The authorities are already questioning a number of employees of the Watching News website after an open letter signed by “loyal party members” and accusing Xi of a major power grab that had damaged China’s interests was published there, allegedly by hackers.
Now, police have detained three relatives of Germany-based journalist Chang Ping, who lost his job at a state-run newspaper in 2011, apparently in connection with the same investigation.
“My two brothers and my sister were kidnapped by police in China’s Sichuan province on [Sunday],” Chang told RFA. “They were on their way back to our parental home to visit our ageing parents when they were detained.”
“They were held against their will with no legal process whatsoever,” he said.
Chang’s relatives had been told by police to contact him and warn him off writing any more articles critical of the communist regime, he said.
“If they didn’t, they said they would find a way to frame them for some crime,” he said.
Chang said the threats seemed to be linked to the probe into the open letter to Xi.
“The government is very concerned about this, and they have set up a special task force to investigate,” he said.
“But I have personally had nothing whatsoever to do with the drafting or publication of this letter.”

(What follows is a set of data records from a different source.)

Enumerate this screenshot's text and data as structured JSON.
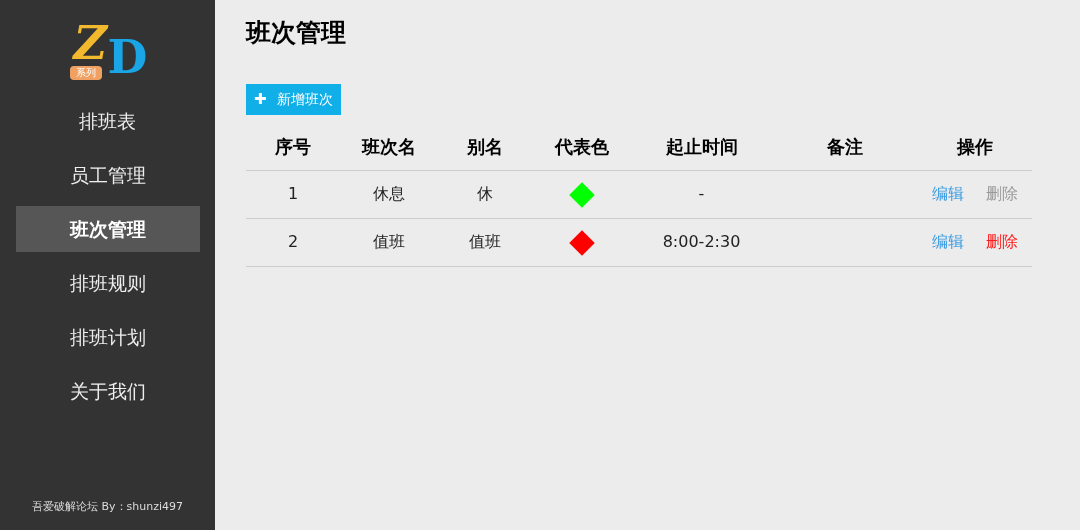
{
  "logo": {
    "letters": [
      "Z",
      "D"
    ],
    "tag": "系列"
  },
  "sidebar": {
    "items": [
      {
        "label": "排班表",
        "selected": false
      },
      {
        "label": "员工管理",
        "selected": false
      },
      {
        "label": "班次管理",
        "selected": true
      },
      {
        "label": "排班规则",
        "selected": false
      },
      {
        "label": "排班计划",
        "selected": false
      },
      {
        "label": "关于我们",
        "selected": false
      }
    ],
    "footer": "吾爱破解论坛 By：shunzi497"
  },
  "page_title": "班次管理",
  "add_button": {
    "icon": "✚",
    "label": "新增班次"
  },
  "table": {
    "columns": [
      "序号",
      "班次名",
      "别名",
      "代表色",
      "起止时间",
      "备注",
      "操作"
    ],
    "rows": [
      {
        "index": "1",
        "name": "休息",
        "alias": "休",
        "color": "#00ff00",
        "time": "-",
        "edit": "编辑",
        "delete": "删除",
        "delete_disabled": true
      },
      {
        "index": "2",
        "name": "值班",
        "alias": "值班",
        "color": "#ff0000",
        "time": "8:00-2:30",
        "edit": "编辑",
        "delete": "删除",
        "delete_disabled": false
      }
    ]
  }
}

In a longer statement translated by the U.S.-based website China Change, Chang vowed to continue with his work as before, adding that he would support his family if they chose to cut ties with him.
“The harassment and threats of the authorities allow me to see even more the value of my writings, and encourage me to work harder in future,” wrote Chang, who has a regular column for Deutsche Welle.

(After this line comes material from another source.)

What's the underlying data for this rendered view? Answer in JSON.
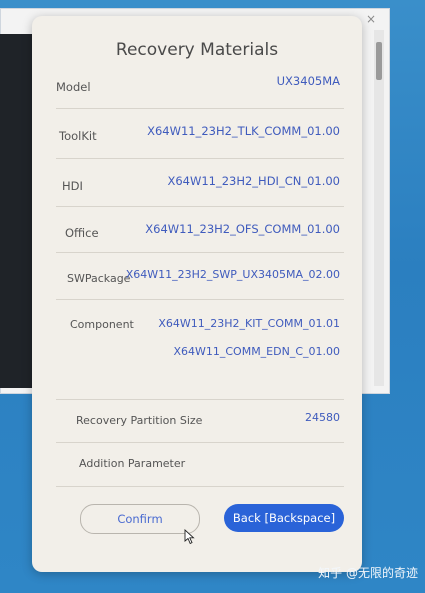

The detention and threatening of Chang’s relatives comes after New York-based blogger Wen Yunchao said his relatives were also targeted.

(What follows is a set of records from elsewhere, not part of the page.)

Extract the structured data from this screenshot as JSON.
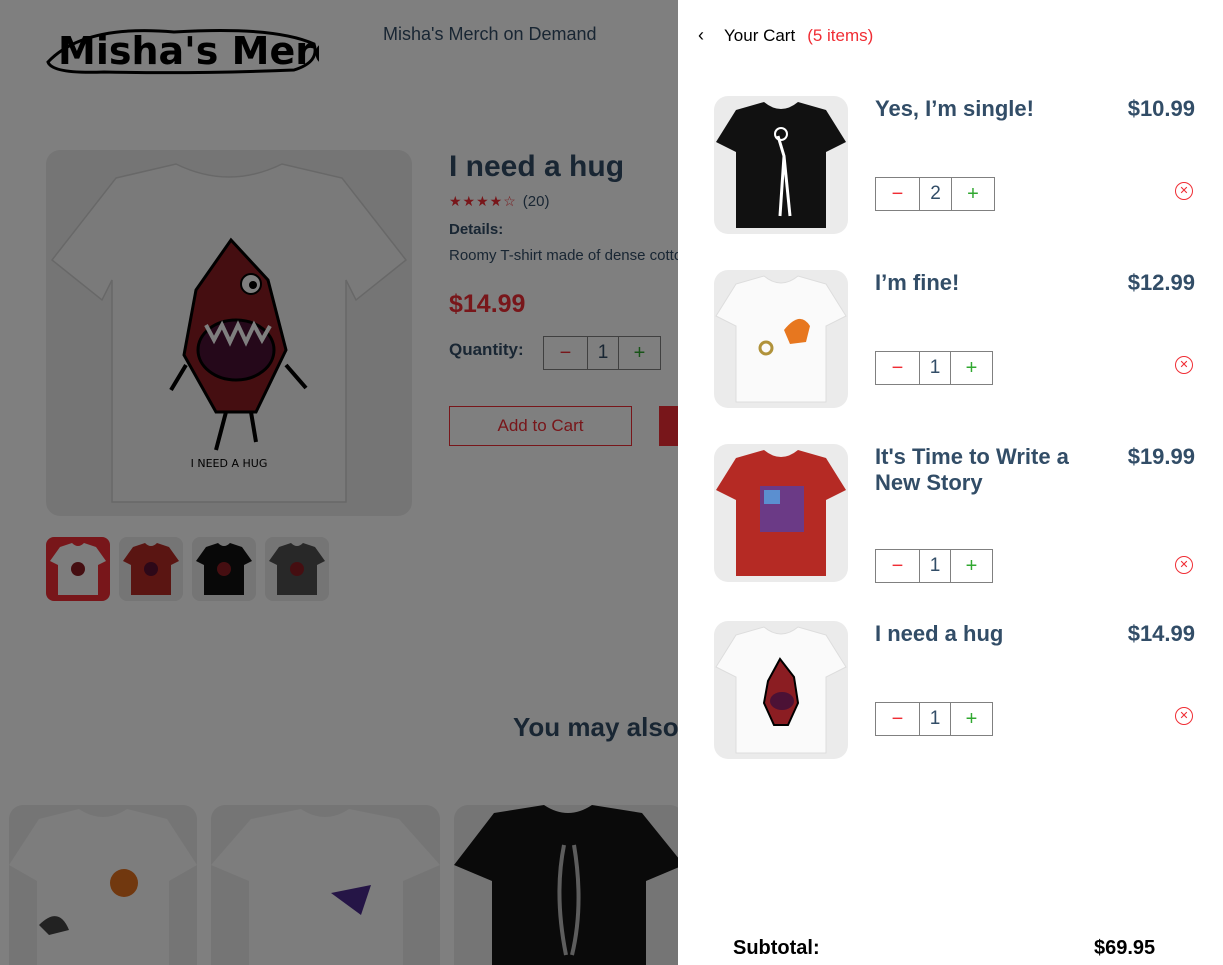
{
  "header": {
    "logo_text": "Misha's Merch",
    "tagline": "Misha's Merch on Demand"
  },
  "product": {
    "title": "I need a hug",
    "stars": "★★★★☆",
    "review_count": "(20)",
    "details_label": "Details:",
    "details_text": "Roomy T-shirt made of dense cotton",
    "price": "$14.99",
    "quantity_label": "Quantity:",
    "quantity": "1",
    "minus": "−",
    "plus": "+",
    "add_to_cart": "Add to Cart",
    "shirt_caption": "I NEED A HUG",
    "thumbnails": [
      "white",
      "red",
      "black",
      "grey"
    ]
  },
  "recommendations": {
    "heading": "You may also like"
  },
  "cart": {
    "back_icon": "‹",
    "title": "Your Cart",
    "count": "(5 items)",
    "items": [
      {
        "name": "Yes, I’m single!",
        "price": "$10.99",
        "quantity": "2",
        "shirt_color": "#111111",
        "minus": "−",
        "plus": "+",
        "remove": "✕"
      },
      {
        "name": "I’m fine!",
        "price": "$12.99",
        "quantity": "1",
        "shirt_color": "#fafafa",
        "minus": "−",
        "plus": "+",
        "remove": "✕"
      },
      {
        "name": "It's Time to Write a New Story",
        "price": "$19.99",
        "quantity": "1",
        "shirt_color": "#b52a24",
        "minus": "−",
        "plus": "+",
        "remove": "✕"
      },
      {
        "name": "I need a hug",
        "price": "$14.99",
        "quantity": "1",
        "shirt_color": "#fafafa",
        "minus": "−",
        "plus": "+",
        "remove": "✕"
      }
    ],
    "subtotal_label": "Subtotal:",
    "subtotal_value": "$69.95"
  },
  "colors": {
    "accent": "#f02d34",
    "text": "#324d67",
    "plus": "#31a831"
  }
}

Wen, who writes under the pen-name Bei Feng, said on his Twitter feed that that his parents and younger brother were detained on March 22 in the southern province of Guangdong.
‘Huge pressure’ on family
Wen, whose friends say had merely retweeted the report on Watching News about the letter to Xi, said he believed his family’s disappearance was also related to the case.
But Wen declined to give an interview when contacted by RFA on Monday. “It’s not convenient to speak to you because my family are really under huge pressure,” he said.
Beijing-based rights activist Hu Jia said he was shocked at the lengths to which the authorities have gone in reaction to the letter.
“If I’d known about it, I would have signed it, even put my name to it as a co-author,” Hu said. “Xi Jinping has presided over a brutal regime in recent years, both by jailing people, and by means of an unprecedented level of control on freedom of speech.”
“He has done so many evil deeds, including the crackdown on lawyers and on citizens who supported [Hong Kong’s pro-democracy] Umbrella movement, that he shouldn’t just resign; he should stand trial,” Hu said.
Germany-based journalist Su Yutong said she, like Chang, had been forced to leave China because of growing restriction on freedom of expression.
“I think that this open letter really shook them up in a big way, and that the situation looks really very frightening both for a lot of dissidents and for people who had nothing to do with it,” Su said.
She said Chang, who has been targeted via his family in the past, is unable to return to China, while his family are unable to leave.
“The authorities will target the families of dissidents like us … but we are doing these things out of personal choice, not because our parents told us to do them,” Su said.
Earlier this month, police also detained journalist Jia Jia in connection with the open letter, but have since released him, his lawyer Yan Xin told Deutsche Welle.
Reported by Xin Lin for RFA’s Mandarin Service, and by Wen Yuqing for the Cantonese Service. Translated and written in English by Luisetta Mudie.